-------- Dataset content --------

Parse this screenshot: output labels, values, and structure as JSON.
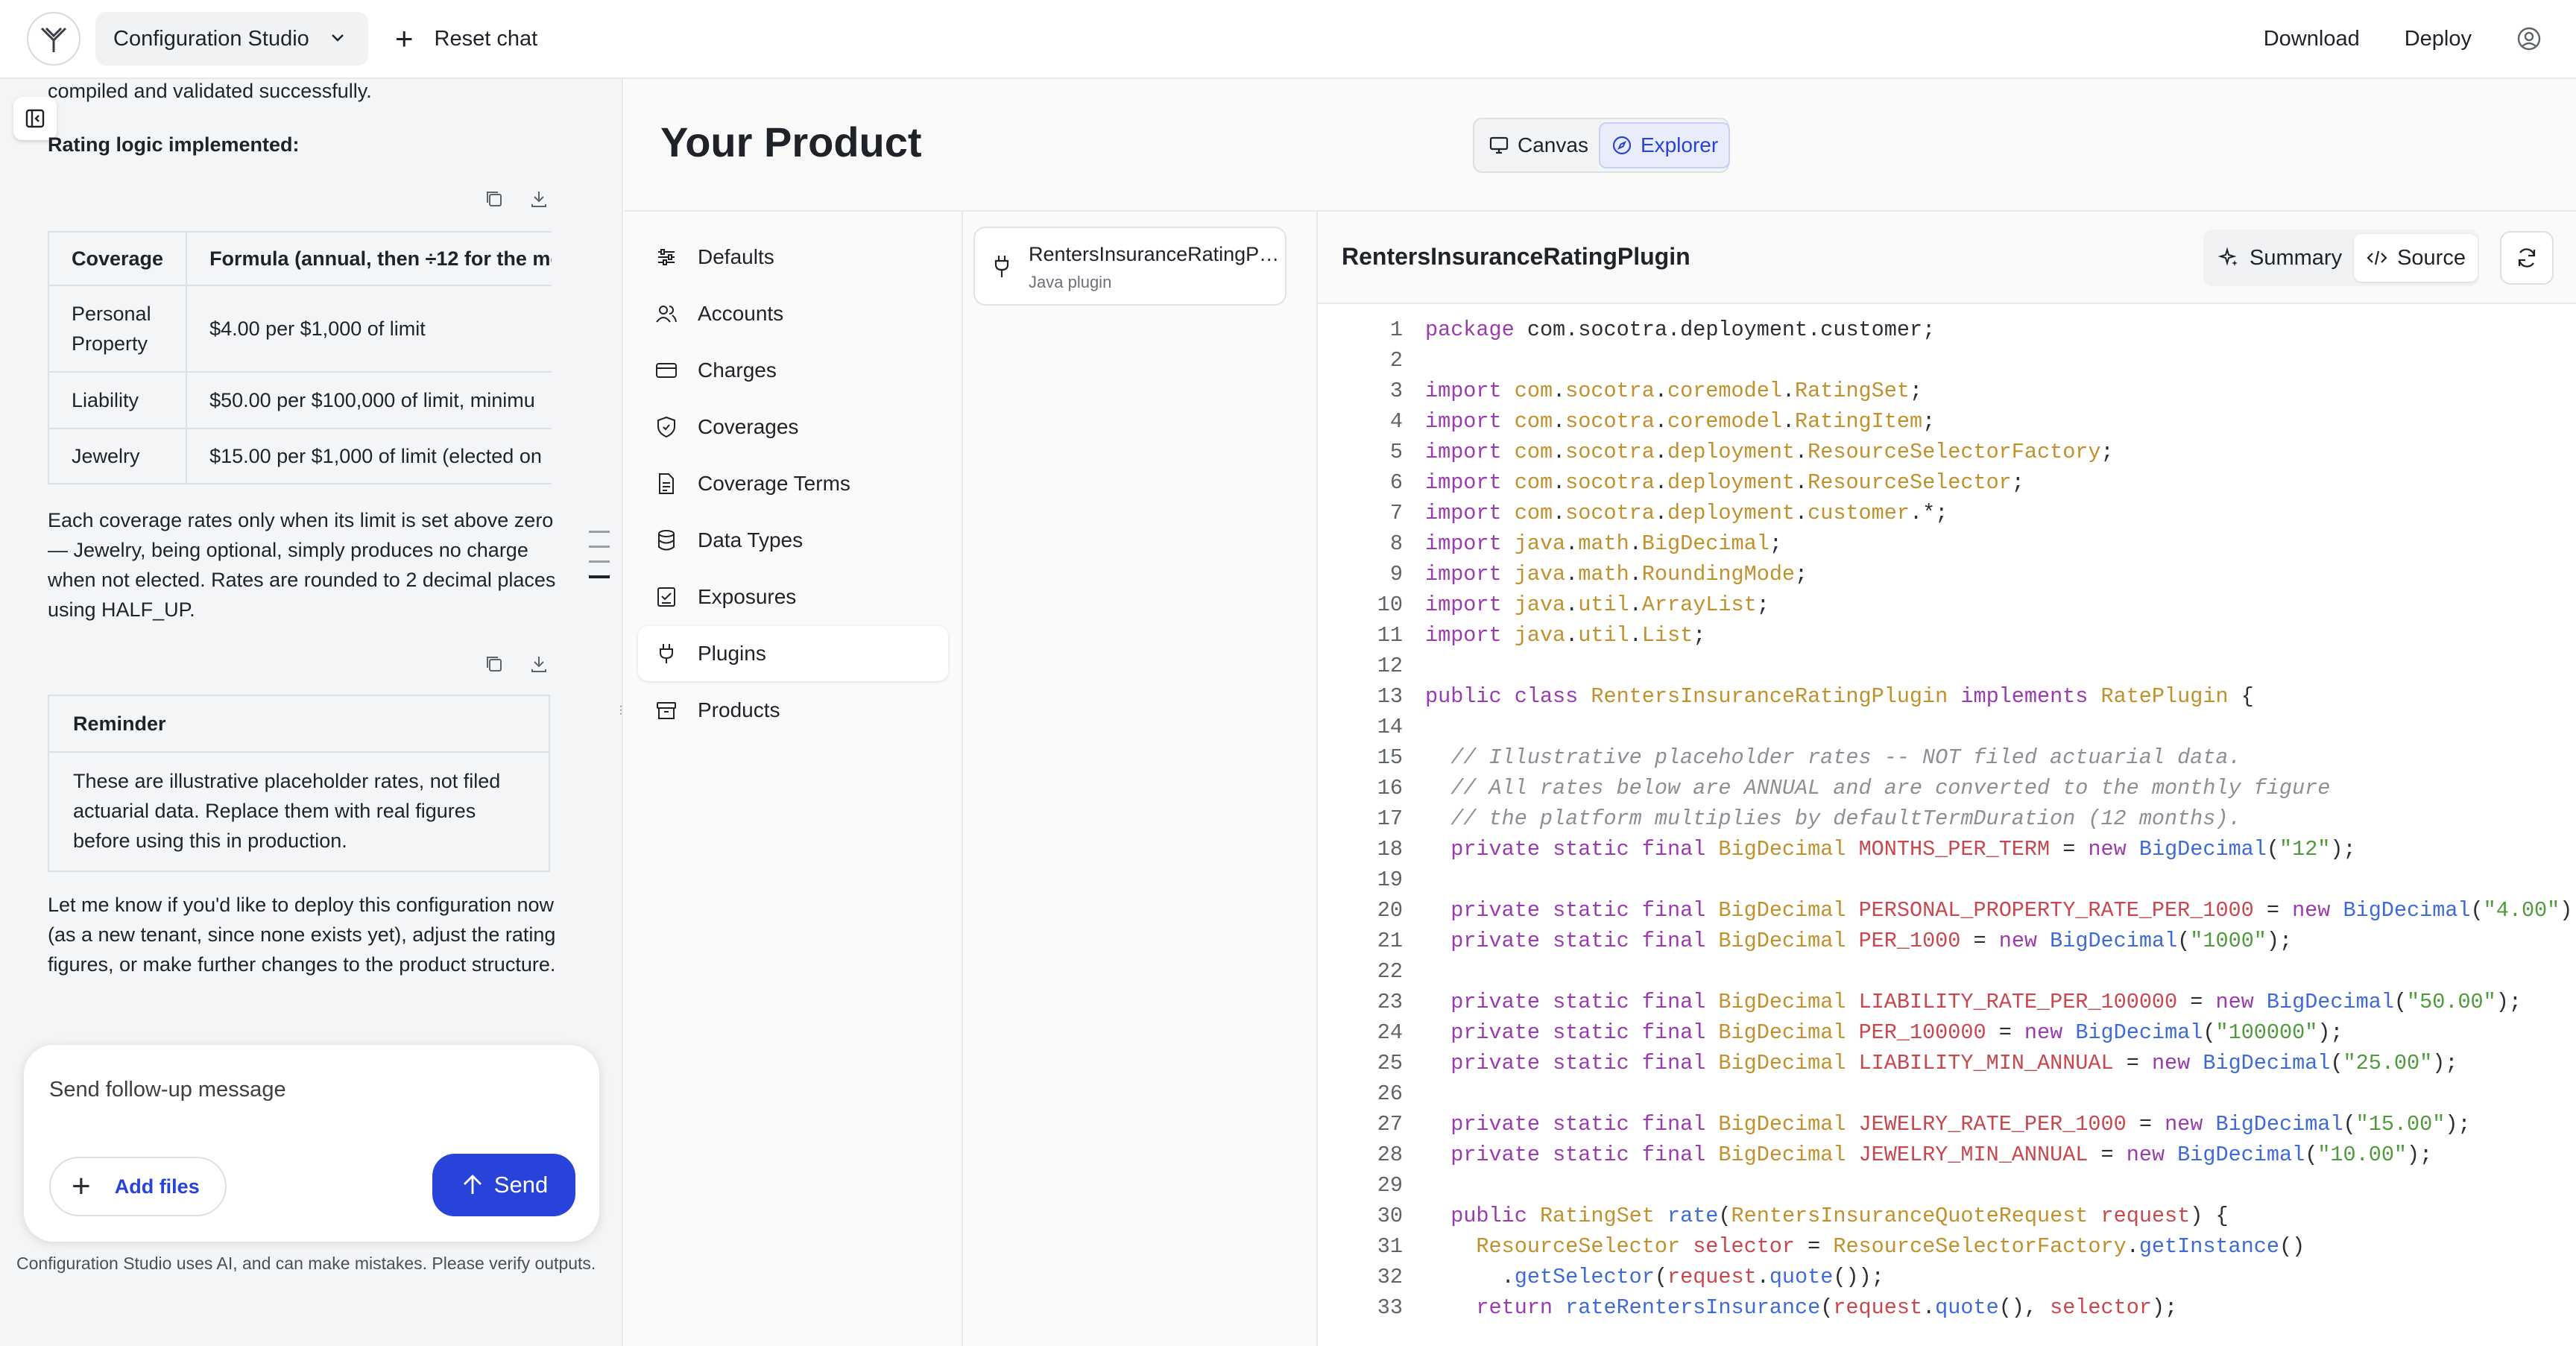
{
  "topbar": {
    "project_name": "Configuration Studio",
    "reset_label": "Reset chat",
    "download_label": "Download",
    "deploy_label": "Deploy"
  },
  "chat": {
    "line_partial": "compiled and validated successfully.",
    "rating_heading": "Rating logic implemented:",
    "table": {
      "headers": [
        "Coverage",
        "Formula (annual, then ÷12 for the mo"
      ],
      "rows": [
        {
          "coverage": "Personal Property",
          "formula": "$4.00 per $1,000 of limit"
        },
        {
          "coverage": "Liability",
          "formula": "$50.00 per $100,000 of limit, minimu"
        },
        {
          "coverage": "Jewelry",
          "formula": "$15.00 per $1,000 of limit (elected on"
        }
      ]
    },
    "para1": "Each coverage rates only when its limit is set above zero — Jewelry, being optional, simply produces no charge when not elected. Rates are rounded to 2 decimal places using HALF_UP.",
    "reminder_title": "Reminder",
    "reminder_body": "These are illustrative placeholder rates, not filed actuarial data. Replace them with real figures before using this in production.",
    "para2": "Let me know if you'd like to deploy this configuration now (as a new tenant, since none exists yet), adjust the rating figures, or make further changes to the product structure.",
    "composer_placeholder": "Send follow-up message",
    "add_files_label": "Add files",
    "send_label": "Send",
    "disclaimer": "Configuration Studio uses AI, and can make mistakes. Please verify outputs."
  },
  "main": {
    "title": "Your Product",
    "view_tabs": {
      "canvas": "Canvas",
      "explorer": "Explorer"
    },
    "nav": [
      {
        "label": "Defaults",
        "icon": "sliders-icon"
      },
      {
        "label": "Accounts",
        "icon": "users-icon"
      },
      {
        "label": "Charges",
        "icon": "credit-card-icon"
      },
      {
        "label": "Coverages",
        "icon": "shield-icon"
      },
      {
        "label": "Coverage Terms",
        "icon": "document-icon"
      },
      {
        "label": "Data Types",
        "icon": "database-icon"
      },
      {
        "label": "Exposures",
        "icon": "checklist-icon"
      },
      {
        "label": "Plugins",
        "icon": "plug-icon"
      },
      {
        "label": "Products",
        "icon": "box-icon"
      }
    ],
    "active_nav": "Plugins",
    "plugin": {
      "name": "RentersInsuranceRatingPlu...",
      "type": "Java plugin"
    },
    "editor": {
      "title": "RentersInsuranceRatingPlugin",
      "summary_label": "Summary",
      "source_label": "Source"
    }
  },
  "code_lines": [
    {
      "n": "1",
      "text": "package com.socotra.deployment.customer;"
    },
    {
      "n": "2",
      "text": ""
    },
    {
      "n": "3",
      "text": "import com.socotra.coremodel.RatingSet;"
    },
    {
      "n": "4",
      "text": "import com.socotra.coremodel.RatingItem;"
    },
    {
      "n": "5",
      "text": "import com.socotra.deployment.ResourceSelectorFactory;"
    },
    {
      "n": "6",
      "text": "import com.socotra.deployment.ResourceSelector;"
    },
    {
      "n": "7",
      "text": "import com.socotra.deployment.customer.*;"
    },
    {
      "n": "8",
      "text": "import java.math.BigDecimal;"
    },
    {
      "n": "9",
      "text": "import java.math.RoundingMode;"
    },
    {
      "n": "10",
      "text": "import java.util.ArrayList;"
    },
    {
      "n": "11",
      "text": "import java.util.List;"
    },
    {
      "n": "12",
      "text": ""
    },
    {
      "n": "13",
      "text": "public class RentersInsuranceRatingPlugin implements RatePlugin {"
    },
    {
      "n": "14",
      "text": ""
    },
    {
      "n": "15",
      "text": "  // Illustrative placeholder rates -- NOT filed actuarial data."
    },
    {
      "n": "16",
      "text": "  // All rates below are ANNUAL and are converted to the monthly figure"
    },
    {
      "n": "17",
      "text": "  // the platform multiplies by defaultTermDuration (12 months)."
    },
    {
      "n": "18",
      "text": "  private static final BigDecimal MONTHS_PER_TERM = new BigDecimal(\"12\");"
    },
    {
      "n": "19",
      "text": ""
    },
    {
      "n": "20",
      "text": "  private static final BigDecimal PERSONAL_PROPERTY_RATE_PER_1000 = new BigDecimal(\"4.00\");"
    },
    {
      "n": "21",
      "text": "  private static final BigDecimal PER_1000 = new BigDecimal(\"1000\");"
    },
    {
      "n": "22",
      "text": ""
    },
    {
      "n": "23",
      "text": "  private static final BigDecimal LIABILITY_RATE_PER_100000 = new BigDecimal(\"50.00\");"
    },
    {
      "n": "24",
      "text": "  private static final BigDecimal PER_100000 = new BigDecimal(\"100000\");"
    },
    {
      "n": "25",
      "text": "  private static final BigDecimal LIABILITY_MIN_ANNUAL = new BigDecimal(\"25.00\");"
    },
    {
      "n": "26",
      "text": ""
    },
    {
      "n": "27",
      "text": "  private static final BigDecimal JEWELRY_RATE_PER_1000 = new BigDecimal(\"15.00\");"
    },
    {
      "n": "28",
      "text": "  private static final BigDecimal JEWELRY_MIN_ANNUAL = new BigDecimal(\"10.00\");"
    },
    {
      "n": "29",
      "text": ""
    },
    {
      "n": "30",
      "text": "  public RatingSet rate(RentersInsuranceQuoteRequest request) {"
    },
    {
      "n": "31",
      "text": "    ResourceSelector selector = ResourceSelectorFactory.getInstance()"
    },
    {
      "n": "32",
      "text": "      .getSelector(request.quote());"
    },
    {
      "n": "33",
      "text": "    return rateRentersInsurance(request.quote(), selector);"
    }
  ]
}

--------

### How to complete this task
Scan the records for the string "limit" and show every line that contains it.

### Answer box
          "formula": "$4.00 per $1,000 of limit"
          "formula": "$50.00 per $100,000 of limit, minimu"
          "formula": "$15.00 per $1,000 of limit (elected on"
    "para1": "Each coverage rates only when its limit is set above zero — Jewelry, being optional, simply produces no charge when not elected. Rates are rounded to 2 decimal places using HALF_UP.",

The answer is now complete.